** ABOUT THIS TASK **
Every line below that includes the word "upper" needs to be copied.

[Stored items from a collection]
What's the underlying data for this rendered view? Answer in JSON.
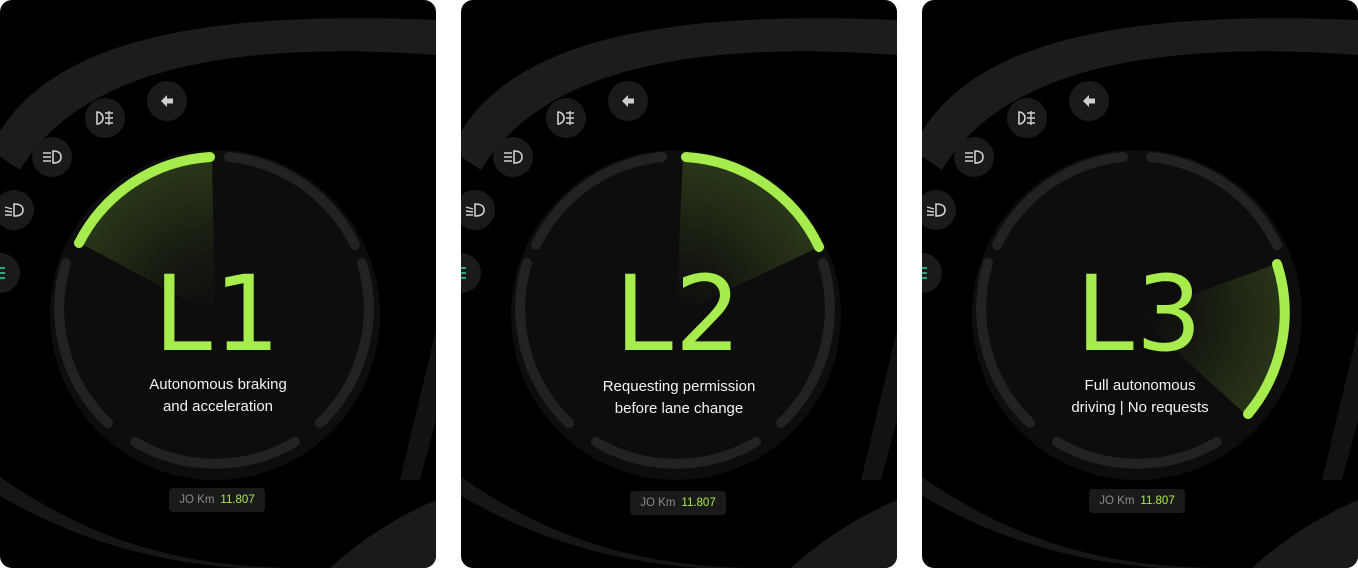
{
  "panels": [
    {
      "level": "L1",
      "description_line1": "Autonomous braking",
      "description_line2": "and acceleration",
      "odometer_label": "JO Km",
      "odometer_value": "11.807",
      "active_segment": "upper-left"
    },
    {
      "level": "L2",
      "description_line1": "Requesting permission",
      "description_line2": "before lane change",
      "odometer_label": "JO Km",
      "odometer_value": "11.807",
      "active_segment": "upper-right"
    },
    {
      "level": "L3",
      "description_line1": "Full autonomous",
      "description_line2": "driving | No requests",
      "odometer_label": "JO Km",
      "odometer_value": "11.807",
      "active_segment": "right"
    }
  ],
  "icons": [
    "back-arrow-icon",
    "fog-light-icon",
    "high-beam-icon",
    "low-beam-icon",
    "parking-light-icon"
  ],
  "colors": {
    "accent": "#a6ec4c",
    "indicator_green": "#2fd6a0",
    "background": "#000000",
    "track": "#222222",
    "bezel": "#1c1c1e",
    "text": "#f2f2f2"
  }
}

** RESULT OF THE TASK **
      "active_segment": "upper-left"
      "active_segment": "upper-right"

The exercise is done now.